Teams of volunteers, led by Chris Sperring from the Hawk and Owl Trust are carrying out surveys of these rare nocturnal birds in Forestry Commission forests to attempt to discover just how many breeding pairs there are in the South West.
Thus far the surveys have confirmed the presence of Long-eared Owls in forests on Bodmin moor and on Dartmoor. More surveys are yet to be carried out at Haldon Forest and selected Exmoor forests.
The Long-eared Owl is Britain’s rarest owl species and notoriously difficult to survey. It is thought that there is a UK population of just 1,500-2000 pairs. Strongly associated with conifer plantations, the Long-eared Owl actually requires a dual habitat; dense forests in which to roost and nest, and open rough grassland for hunting; particularly favouring Upland and Moorland areas.
Chris Sperring says:

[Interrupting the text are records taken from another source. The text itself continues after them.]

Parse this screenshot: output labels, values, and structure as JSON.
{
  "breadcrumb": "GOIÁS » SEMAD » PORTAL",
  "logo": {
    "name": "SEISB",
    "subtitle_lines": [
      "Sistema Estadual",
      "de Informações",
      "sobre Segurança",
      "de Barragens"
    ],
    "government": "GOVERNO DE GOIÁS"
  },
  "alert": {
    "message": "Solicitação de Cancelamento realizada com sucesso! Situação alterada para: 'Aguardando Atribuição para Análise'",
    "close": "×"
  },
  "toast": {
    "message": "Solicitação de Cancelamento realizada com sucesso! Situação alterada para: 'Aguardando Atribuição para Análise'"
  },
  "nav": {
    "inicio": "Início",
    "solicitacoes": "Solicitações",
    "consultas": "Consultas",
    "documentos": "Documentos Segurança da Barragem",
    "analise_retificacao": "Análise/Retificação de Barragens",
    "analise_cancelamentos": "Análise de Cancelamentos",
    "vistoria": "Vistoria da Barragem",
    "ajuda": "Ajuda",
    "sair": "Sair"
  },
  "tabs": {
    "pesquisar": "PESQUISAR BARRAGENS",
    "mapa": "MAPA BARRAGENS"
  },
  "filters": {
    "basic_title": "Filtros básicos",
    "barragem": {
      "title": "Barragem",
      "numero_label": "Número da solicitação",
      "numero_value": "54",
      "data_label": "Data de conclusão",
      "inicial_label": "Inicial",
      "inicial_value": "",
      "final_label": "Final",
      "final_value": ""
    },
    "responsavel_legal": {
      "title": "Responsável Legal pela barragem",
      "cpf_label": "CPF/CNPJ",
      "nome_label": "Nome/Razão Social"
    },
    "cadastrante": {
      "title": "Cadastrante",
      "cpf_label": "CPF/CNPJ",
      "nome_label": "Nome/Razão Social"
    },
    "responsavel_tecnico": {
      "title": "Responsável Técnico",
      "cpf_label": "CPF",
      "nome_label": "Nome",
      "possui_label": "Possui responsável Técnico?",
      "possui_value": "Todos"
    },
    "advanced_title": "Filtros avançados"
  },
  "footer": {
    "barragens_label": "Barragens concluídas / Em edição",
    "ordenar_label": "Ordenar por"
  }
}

“What the results of these surveys are showing so far is how important conifer forests are for these rarely seen, nocturnal owls. Due to their elusive ways we don’t know much at all about the Long-eared Owl and this lack of knowledge has meant that it isn’t afforded any special legal protection or conservation status and is entirely omitted from the UK Birds of Conservation Concern List (BCC). That is why I believe it is so important to carry out these surveys and try to find out where they are and what habitats they prefer.”
Steve Minton, Planning Manager at the Forestry Commission adds:
“Our forests provide important habitats for a range of species and it is important that we know whether long eared owls are one of these. Modern forestry is not just about trees but the spaces in between them and the species that live in them. The more we are aware of which species are using our forests the more we can tailor future land management to meet their needs.”
There will be further summer surveys during May and June. All data recorded will be submitted to both the Forestry Commission as well as The British Trust for Ornithology (BTO). During the surveys, recordings of any other birds will also be recorded and data will also be submitted to the BTO for inclusion in their national survey as Roving Records.
For more information please contact Chris Sperring on 01275 843701 or Kirstie Smith on 01392 834249.
NOTES TO EDITOR
1. The Forestry Commission is the government department responsible in England for protecting, expanding and promoting the sustainable management of woods and forests and increasing their value to society and the environment. Forestry makes a real contribution to sustainable development, providing social and environmental benefits arising from planting and managing attractive, as well as productive, woodlands. Further information can be found at www.forestry.gov.uk/england
2. For more information about the Hawk and Owl Trust go to www.hawkandowl.org
Kirstie Smith, Communications Manager, Forestry Commission on 01392 834249.